A couple attempted to leave pressure cooker bombs at British Columbia's provincial parliament building on Canada Day, when thousands of people were expected to be there, police said.
John Nuttall and Amanda Korody were inspired by al Qaida ideology but were self-radicalised, Assistant Commissioner James Malizia of the Royal Canadian Mounted Police said. He called it a domestic threat without international connections.
Mr Malizia told a news conference there was no evidence or indication to suggest a connection to the deadly Boston Marathon bombings in April, which used bombs made from pressure cookers.
Supt Wayne Rideout said the public was never at risk and the threat was detected early.
Nuttall and Korody were arrested on Monday, as thousands attended the Canada Day celebrations at the legislature in the provincial capital of Victoria. Police said the pair targeted the celebrations, but the bombs were found outside the building before the crowds gathered.
"This self-radicalised behaviour was intended to create maximum impact and harm to Canadian citizens at the BC legislature on a national holiday," Mr Rideout said. "They took steps to educate themselves and produce explosive devices designed to cause injury and death."

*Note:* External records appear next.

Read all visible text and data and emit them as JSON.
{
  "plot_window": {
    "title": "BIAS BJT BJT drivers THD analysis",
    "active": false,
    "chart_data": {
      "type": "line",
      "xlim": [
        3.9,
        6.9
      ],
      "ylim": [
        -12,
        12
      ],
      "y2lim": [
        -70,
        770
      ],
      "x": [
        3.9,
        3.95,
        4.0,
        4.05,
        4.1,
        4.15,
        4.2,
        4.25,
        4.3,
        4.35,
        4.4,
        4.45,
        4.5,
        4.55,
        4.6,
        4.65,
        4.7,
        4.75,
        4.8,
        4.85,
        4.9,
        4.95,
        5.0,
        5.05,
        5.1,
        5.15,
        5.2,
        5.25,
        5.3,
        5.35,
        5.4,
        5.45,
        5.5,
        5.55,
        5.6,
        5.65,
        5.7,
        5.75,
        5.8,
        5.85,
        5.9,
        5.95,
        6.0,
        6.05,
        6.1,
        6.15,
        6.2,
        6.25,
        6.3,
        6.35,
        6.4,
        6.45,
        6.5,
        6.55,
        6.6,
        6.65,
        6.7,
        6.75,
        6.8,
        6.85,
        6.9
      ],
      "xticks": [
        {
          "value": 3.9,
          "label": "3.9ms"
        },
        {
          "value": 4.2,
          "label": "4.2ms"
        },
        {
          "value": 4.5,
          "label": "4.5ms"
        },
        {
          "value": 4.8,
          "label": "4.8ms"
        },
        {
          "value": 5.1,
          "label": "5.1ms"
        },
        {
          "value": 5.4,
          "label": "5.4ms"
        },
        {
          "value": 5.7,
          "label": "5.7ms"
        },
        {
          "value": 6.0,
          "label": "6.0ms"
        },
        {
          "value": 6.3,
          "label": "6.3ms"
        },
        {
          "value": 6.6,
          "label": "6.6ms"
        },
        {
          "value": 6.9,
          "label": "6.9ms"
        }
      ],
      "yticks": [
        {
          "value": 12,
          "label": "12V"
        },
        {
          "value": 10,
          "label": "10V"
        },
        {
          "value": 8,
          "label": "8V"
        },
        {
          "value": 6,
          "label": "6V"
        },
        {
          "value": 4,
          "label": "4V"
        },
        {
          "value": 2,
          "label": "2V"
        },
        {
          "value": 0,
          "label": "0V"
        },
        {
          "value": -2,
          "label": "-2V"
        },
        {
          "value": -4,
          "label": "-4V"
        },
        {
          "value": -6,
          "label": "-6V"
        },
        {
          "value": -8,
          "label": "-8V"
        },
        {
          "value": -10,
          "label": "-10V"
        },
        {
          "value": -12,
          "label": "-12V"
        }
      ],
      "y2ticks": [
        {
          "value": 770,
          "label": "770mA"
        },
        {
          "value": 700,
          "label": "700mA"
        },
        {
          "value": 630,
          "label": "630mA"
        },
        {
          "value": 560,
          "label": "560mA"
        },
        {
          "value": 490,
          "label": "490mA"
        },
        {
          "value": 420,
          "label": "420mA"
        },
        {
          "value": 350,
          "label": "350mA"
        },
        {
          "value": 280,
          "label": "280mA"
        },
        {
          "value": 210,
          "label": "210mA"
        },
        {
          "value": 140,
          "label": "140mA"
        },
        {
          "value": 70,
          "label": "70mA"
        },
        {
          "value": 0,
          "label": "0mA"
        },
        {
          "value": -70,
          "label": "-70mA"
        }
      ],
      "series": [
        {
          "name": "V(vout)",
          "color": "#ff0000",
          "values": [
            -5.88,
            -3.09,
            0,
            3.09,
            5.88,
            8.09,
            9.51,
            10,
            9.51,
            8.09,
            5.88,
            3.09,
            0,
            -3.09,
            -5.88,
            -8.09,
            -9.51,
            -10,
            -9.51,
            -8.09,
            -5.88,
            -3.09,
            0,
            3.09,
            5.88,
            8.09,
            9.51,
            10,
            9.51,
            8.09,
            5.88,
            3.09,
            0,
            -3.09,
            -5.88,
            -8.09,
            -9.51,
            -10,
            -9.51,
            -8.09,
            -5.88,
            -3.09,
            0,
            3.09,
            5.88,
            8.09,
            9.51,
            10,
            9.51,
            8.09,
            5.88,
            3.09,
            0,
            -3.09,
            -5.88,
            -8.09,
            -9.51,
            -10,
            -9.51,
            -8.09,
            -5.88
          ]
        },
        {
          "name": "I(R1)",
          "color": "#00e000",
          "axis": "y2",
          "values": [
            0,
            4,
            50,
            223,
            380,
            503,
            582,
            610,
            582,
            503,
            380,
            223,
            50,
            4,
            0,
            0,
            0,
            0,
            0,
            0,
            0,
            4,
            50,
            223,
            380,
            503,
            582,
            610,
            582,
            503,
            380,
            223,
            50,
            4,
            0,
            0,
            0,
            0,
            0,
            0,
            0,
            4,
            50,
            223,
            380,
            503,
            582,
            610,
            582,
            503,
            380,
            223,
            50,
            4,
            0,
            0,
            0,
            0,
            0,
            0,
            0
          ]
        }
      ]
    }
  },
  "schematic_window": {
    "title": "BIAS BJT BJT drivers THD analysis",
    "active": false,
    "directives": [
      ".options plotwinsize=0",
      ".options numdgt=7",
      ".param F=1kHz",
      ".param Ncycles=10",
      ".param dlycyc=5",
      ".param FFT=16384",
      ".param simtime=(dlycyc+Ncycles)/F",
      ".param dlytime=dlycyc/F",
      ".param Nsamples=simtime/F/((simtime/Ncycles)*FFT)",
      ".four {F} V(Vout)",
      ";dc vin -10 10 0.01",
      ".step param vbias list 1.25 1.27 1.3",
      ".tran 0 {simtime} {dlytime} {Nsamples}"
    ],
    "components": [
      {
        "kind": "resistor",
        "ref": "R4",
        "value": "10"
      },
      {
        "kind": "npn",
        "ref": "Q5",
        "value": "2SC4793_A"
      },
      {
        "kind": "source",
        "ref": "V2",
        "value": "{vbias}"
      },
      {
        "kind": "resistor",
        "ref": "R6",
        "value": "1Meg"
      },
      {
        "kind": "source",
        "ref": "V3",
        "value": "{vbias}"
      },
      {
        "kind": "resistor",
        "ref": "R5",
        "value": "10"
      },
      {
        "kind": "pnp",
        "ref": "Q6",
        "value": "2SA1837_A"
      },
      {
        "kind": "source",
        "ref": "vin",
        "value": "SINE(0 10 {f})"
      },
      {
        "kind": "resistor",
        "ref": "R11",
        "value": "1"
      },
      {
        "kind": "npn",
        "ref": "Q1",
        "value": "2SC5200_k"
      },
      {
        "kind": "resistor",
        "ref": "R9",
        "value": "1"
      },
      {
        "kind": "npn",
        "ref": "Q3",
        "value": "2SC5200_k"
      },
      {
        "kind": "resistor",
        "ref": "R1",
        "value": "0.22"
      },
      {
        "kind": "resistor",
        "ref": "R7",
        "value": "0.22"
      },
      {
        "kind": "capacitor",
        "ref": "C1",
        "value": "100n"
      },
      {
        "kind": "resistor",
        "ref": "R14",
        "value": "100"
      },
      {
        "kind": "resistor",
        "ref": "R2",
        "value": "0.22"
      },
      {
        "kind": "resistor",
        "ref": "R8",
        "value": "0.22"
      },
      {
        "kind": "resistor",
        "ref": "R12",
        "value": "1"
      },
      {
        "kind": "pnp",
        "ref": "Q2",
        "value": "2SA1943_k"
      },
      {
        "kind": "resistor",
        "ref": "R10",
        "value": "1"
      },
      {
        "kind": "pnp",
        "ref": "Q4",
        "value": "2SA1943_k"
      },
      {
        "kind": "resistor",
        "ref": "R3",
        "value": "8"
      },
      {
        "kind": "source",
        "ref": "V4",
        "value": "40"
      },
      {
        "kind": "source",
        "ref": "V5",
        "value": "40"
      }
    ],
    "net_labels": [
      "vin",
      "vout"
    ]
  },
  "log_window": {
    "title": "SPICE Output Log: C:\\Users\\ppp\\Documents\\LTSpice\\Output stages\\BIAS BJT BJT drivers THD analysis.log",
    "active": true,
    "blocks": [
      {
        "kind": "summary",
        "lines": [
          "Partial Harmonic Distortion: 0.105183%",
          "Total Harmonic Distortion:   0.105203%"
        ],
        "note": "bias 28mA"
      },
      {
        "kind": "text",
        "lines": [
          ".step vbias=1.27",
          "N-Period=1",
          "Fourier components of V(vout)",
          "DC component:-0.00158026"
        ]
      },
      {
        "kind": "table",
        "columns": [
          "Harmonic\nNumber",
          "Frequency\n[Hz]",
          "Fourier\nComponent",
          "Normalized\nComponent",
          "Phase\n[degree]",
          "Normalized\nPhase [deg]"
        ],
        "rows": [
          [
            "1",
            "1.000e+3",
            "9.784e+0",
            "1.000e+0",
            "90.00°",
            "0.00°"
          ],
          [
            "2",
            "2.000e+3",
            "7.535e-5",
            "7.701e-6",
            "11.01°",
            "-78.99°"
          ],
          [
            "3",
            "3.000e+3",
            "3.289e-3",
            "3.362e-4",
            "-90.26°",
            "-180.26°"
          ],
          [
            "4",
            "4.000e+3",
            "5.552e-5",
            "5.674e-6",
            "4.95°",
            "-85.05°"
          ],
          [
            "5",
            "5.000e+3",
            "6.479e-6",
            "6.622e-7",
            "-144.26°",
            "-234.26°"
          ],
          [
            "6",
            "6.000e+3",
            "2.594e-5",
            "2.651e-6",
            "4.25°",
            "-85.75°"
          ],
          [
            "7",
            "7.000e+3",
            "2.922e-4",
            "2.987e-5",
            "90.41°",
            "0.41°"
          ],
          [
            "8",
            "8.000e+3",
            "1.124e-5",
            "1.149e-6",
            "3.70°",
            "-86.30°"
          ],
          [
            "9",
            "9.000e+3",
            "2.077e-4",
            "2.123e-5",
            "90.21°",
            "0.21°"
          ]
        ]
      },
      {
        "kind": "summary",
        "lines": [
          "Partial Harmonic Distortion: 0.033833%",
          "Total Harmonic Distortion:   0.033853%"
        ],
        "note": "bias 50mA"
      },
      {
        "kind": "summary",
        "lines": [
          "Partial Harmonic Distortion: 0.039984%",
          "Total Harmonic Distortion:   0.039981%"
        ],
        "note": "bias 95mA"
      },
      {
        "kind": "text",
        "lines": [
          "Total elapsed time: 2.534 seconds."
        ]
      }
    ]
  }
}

The pair has been charged with conspiracy, facilitating a terrorist activity and making an explosive device.
"A day after thousands of patriotic Canadians gathered on these grounds to celebrate the founding of our nation, I'm incredibly relieved to know that there was never any risk to anyone," British Columbia premier Christy Clark said. "We're also told that the suspects have no ties to any groups inside or outside Canada. Again, an incredible relief that these two individuals appeared to be working alone."
Mr Rideout stressed the pressure cooker devices were under police control and were inert.
Nuttall and Korody made a brief court appearance on Tuesday and will return on July 9 for a bail hearing.